I know that the G.O.C. is well aware of the danger to which the police are exposed. On the second point which my hon. Friend raises, I think it a pity that this appointment should have been received in some quarters a little churlishly.

Mr. Loughlin

Is the right hon. Gentleman aware that many of us welcome the appointment of Dr. Newe, even though he is described as a "Castle Catholic" by some people? But may I ask him to make absolutely clear that, in his reply to his hon. Friend the Member for Londonderry (Mr. Chichester-Clark), the right hon.

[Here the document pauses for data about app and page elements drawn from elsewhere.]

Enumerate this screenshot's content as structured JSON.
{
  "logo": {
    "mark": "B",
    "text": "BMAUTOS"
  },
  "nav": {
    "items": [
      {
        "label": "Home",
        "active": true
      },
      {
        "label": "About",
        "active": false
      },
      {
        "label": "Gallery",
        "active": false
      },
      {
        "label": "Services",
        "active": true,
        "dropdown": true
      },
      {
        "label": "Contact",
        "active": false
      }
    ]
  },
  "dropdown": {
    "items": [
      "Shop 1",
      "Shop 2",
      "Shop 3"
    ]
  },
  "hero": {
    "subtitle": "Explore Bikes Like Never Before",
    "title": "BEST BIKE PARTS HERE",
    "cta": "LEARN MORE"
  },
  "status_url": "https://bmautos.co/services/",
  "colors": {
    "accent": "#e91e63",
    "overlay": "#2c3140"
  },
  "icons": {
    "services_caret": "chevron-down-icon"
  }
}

Gentleman was not himself attempting to inhibit Dr. Newe in any statement which he makes in regard to the maintenance of law and order and the creation of better relations?

Mr. Maudling

Certainly not. I referred to a statement made by Dr. Newe, which I said I regarded as a very wise statement on a principle which all would wish to follow, namely, the need to do everything possible to achieve harmony between the communities.

Mr. Kilfedder

Has any request been made by the Stormont Government to this Government to bring pressure on the Dublin Government to extradite people who are responsible for the murders of policemen and soldiers and who, at this moment, are hiding in the Free State?

Mr. Maudling

In keeping with our responsibilities in this matter, I am always prepared to consider a proposition of that kind put to us by the Northern Ireland Government. If my hon. Friend has any particular case in mind, perhaps he will let me know.

Mr. Stallard

Does the right hon. Gentleman realise that his constant emphasis on law and order is, in the view of many of us, only making the situation worse and is leading to more and more repression? If he would only begin to speak about a permanent political solution, he would have much more support from many people in the country.

Mr. Maudling

That is not entirely fair. I and my colleagues, in the speeches we have made, have always said that there are two problems, the security situation and the political situation. Both are equally important, both must be resolved, but so long as murder continues the security situation must be in the forefront of our minds.

Mr. Chichester-Clark

First, may I make perfectly clear that nothing I said was intended to inhibit Dr. Newe in any way, and ought not to have been taken as such. As regards law and order, will my right hon. Friend condemn the appalling performance directed against the troops and against policemen in Northern Ireland yesterday, and will he use every opportunity open to him, and ask every other member of the Government to use every opportunity, to show that we are now dealing with a band of men whose cowardice and ferocity probably exceeds that even of the E.O.K.A. and the Viet Cong? Will he ensure that the British public are not in danger of being brainwashed by Republican propaganda to a much greater degree than any internee, according to any of the allegations, was in danger of being brainwashed by British soldiers or policemen?

Mr. Maudling

I am sure that all right hon. and hon. Members would unite in condemning violence, murder and terrorism and in supporting the security forces in putting them down.